[App and web page records]
========================================
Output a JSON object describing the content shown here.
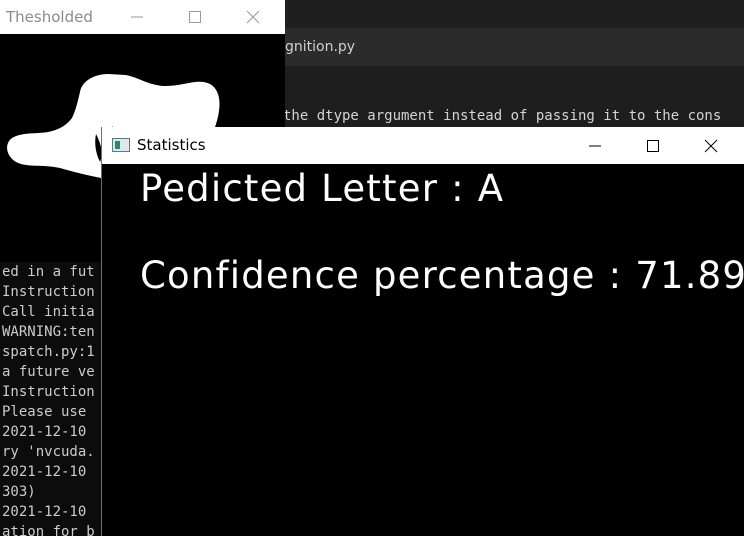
{
  "editor": {
    "tab_label": "gnition.py",
    "code_line": "the dtype argument instead of passing it to the cons"
  },
  "console": {
    "lines": [
      "ed in a fut",
      "Instruction",
      "Call initia",
      "WARNING:ten",
      "spatch.py:1",
      "a future ve",
      "Instruction",
      "Please use ",
      "2021-12-10 ",
      "ry 'nvcuda.",
      "2021-12-10 ",
      "303)",
      "2021-12-10 ",
      "ation for b"
    ]
  },
  "thresholded_window": {
    "title": "Thesholded"
  },
  "statistics_window": {
    "title": "Statistics",
    "predicted_letter": "Pedicted Letter : A",
    "confidence": "Confidence percentage : 71.89"
  },
  "colors": {
    "window_bg": "#000000",
    "titlebar_bg": "#ffffff",
    "editor_bg": "#1e1e1e",
    "accent_green": "#4caf50"
  }
}
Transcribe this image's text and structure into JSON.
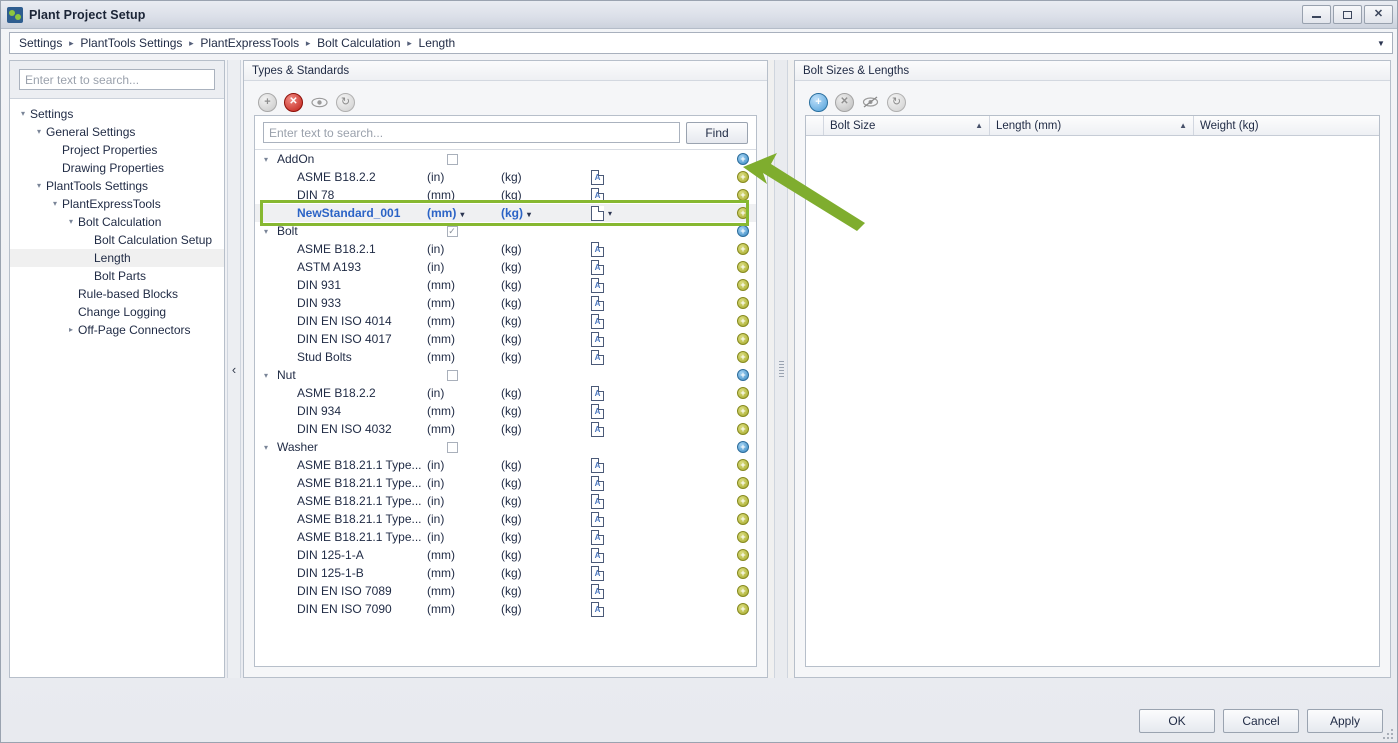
{
  "window": {
    "title": "Plant Project Setup",
    "app_icon": "plant-project-icon",
    "controls": {
      "minimize": "minimize-icon",
      "maximize": "maximize-icon",
      "close": "close-icon"
    }
  },
  "breadcrumb": {
    "items": [
      "Settings",
      "PlantTools Settings",
      "PlantExpressTools",
      "Bolt Calculation",
      "Length"
    ],
    "separator": "▸",
    "dropdown": "▼"
  },
  "sidebar": {
    "search": {
      "placeholder": "Enter text to search...",
      "value": ""
    },
    "items": [
      {
        "label": "Settings",
        "depth": 0,
        "twisty": "▾",
        "selected": false
      },
      {
        "label": "General Settings",
        "depth": 1,
        "twisty": "▾",
        "selected": false
      },
      {
        "label": "Project Properties",
        "depth": 2,
        "twisty": "",
        "selected": false
      },
      {
        "label": "Drawing Properties",
        "depth": 2,
        "twisty": "",
        "selected": false
      },
      {
        "label": "PlantTools Settings",
        "depth": 1,
        "twisty": "▾",
        "selected": false
      },
      {
        "label": "PlantExpressTools",
        "depth": 2,
        "twisty": "▾",
        "selected": false
      },
      {
        "label": "Bolt Calculation",
        "depth": 3,
        "twisty": "▾",
        "selected": false
      },
      {
        "label": "Bolt Calculation Setup",
        "depth": 4,
        "twisty": "",
        "selected": false
      },
      {
        "label": "Length",
        "depth": 4,
        "twisty": "",
        "selected": true
      },
      {
        "label": "Bolt Parts",
        "depth": 4,
        "twisty": "",
        "selected": false
      },
      {
        "label": "Rule-based Blocks",
        "depth": 3,
        "twisty": "",
        "selected": false
      },
      {
        "label": "Change Logging",
        "depth": 3,
        "twisty": "",
        "selected": false
      },
      {
        "label": "Off-Page Connectors",
        "depth": 3,
        "twisty": "▸",
        "selected": false
      }
    ]
  },
  "collapse_handle": {
    "glyph": "‹"
  },
  "types_panel": {
    "caption": "Types & Standards",
    "toolbar": [
      {
        "name": "add-type-button",
        "icon": "plus-icon",
        "state": "disabled",
        "glyph": "+"
      },
      {
        "name": "delete-type-button",
        "icon": "delete-x-icon",
        "state": "enabled",
        "glyph": "✕"
      },
      {
        "name": "visibility-button",
        "icon": "eye-icon",
        "state": "disabled",
        "glyph": ""
      },
      {
        "name": "refresh-button",
        "icon": "refresh-icon",
        "state": "disabled",
        "glyph": "↻"
      }
    ],
    "find": {
      "placeholder": "Enter text to search...",
      "value": "",
      "button_label": "Find"
    },
    "rows": [
      {
        "kind": "group",
        "name": "AddOn",
        "twisty": "▾",
        "checkbox": "unchecked",
        "add_icon": "add-standard-icon",
        "add_color": "blue"
      },
      {
        "kind": "child",
        "name": "ASME B18.2.2",
        "unit": "(in)",
        "weight_unit": "(kg)",
        "doc": "A",
        "add_color": "olive"
      },
      {
        "kind": "child",
        "name": "DIN 78",
        "unit": "(mm)",
        "weight_unit": "(kg)",
        "doc": "A",
        "add_color": "olive"
      },
      {
        "kind": "editing",
        "name": "NewStandard_001",
        "unit": "(mm)",
        "weight_unit": "(kg)",
        "doc": "",
        "add_color": "olive",
        "caret": "▾"
      },
      {
        "kind": "group",
        "name": "Bolt",
        "twisty": "▾",
        "checkbox": "checked",
        "add_icon": "add-standard-icon",
        "add_color": "blue"
      },
      {
        "kind": "child",
        "name": "ASME B18.2.1",
        "unit": "(in)",
        "weight_unit": "(kg)",
        "doc": "A",
        "add_color": "olive"
      },
      {
        "kind": "child",
        "name": "ASTM A193",
        "unit": "(in)",
        "weight_unit": "(kg)",
        "doc": "A",
        "add_color": "olive"
      },
      {
        "kind": "child",
        "name": "DIN 931",
        "unit": "(mm)",
        "weight_unit": "(kg)",
        "doc": "A",
        "add_color": "olive"
      },
      {
        "kind": "child",
        "name": "DIN 933",
        "unit": "(mm)",
        "weight_unit": "(kg)",
        "doc": "A",
        "add_color": "olive"
      },
      {
        "kind": "child",
        "name": "DIN EN ISO 4014",
        "unit": "(mm)",
        "weight_unit": "(kg)",
        "doc": "A",
        "add_color": "olive"
      },
      {
        "kind": "child",
        "name": "DIN EN ISO 4017",
        "unit": "(mm)",
        "weight_unit": "(kg)",
        "doc": "A",
        "add_color": "olive"
      },
      {
        "kind": "child",
        "name": "Stud Bolts",
        "unit": "(mm)",
        "weight_unit": "(kg)",
        "doc": "A",
        "add_color": "olive"
      },
      {
        "kind": "group",
        "name": "Nut",
        "twisty": "▾",
        "checkbox": "unchecked",
        "add_icon": "add-standard-icon",
        "add_color": "blue"
      },
      {
        "kind": "child",
        "name": "ASME B18.2.2",
        "unit": "(in)",
        "weight_unit": "(kg)",
        "doc": "A",
        "add_color": "olive"
      },
      {
        "kind": "child",
        "name": "DIN 934",
        "unit": "(mm)",
        "weight_unit": "(kg)",
        "doc": "A",
        "add_color": "olive"
      },
      {
        "kind": "child",
        "name": "DIN EN ISO 4032",
        "unit": "(mm)",
        "weight_unit": "(kg)",
        "doc": "A",
        "add_color": "olive"
      },
      {
        "kind": "group",
        "name": "Washer",
        "twisty": "▾",
        "checkbox": "unchecked",
        "add_icon": "add-standard-icon",
        "add_color": "blue"
      },
      {
        "kind": "child",
        "name": "ASME B18.21.1 Type...",
        "unit": "(in)",
        "weight_unit": "(kg)",
        "doc": "A",
        "add_color": "olive"
      },
      {
        "kind": "child",
        "name": "ASME B18.21.1 Type...",
        "unit": "(in)",
        "weight_unit": "(kg)",
        "doc": "A",
        "add_color": "olive"
      },
      {
        "kind": "child",
        "name": "ASME B18.21.1 Type...",
        "unit": "(in)",
        "weight_unit": "(kg)",
        "doc": "A",
        "add_color": "olive"
      },
      {
        "kind": "child",
        "name": "ASME B18.21.1 Type...",
        "unit": "(in)",
        "weight_unit": "(kg)",
        "doc": "A",
        "add_color": "olive"
      },
      {
        "kind": "child",
        "name": "ASME B18.21.1 Type...",
        "unit": "(in)",
        "weight_unit": "(kg)",
        "doc": "A",
        "add_color": "olive"
      },
      {
        "kind": "child",
        "name": "DIN 125-1-A",
        "unit": "(mm)",
        "weight_unit": "(kg)",
        "doc": "A",
        "add_color": "olive"
      },
      {
        "kind": "child",
        "name": "DIN 125-1-B",
        "unit": "(mm)",
        "weight_unit": "(kg)",
        "doc": "A",
        "add_color": "olive"
      },
      {
        "kind": "child",
        "name": "DIN EN ISO 7089",
        "unit": "(mm)",
        "weight_unit": "(kg)",
        "doc": "A",
        "add_color": "olive"
      },
      {
        "kind": "child",
        "name": "DIN EN ISO 7090",
        "unit": "(mm)",
        "weight_unit": "(kg)",
        "doc": "A",
        "add_color": "olive"
      }
    ]
  },
  "sizes_panel": {
    "caption": "Bolt Sizes & Lengths",
    "toolbar": [
      {
        "name": "add-size-button",
        "icon": "plus-icon",
        "state": "enabled",
        "glyph": "+"
      },
      {
        "name": "delete-size-button",
        "icon": "delete-x-icon",
        "state": "disabled",
        "glyph": "✕"
      },
      {
        "name": "visibility-button",
        "icon": "eye-off-icon",
        "state": "disabled",
        "glyph": ""
      },
      {
        "name": "refresh-button",
        "icon": "refresh-icon",
        "state": "disabled",
        "glyph": "↻"
      }
    ],
    "columns": [
      {
        "label": "Bolt Size",
        "sort": "▲"
      },
      {
        "label": "Length (mm)",
        "sort": "▲"
      },
      {
        "label": "Weight (kg)",
        "sort": ""
      }
    ],
    "rows": []
  },
  "splitter": {
    "name": "panel-splitter"
  },
  "footer": {
    "ok": "OK",
    "cancel": "Cancel",
    "apply": "Apply"
  },
  "annotation": {
    "highlight_color": "#87b831",
    "arrow_color": "#7fad2e",
    "target": "add-standard-icon-addon"
  }
}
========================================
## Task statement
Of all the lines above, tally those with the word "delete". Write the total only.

## Response area
4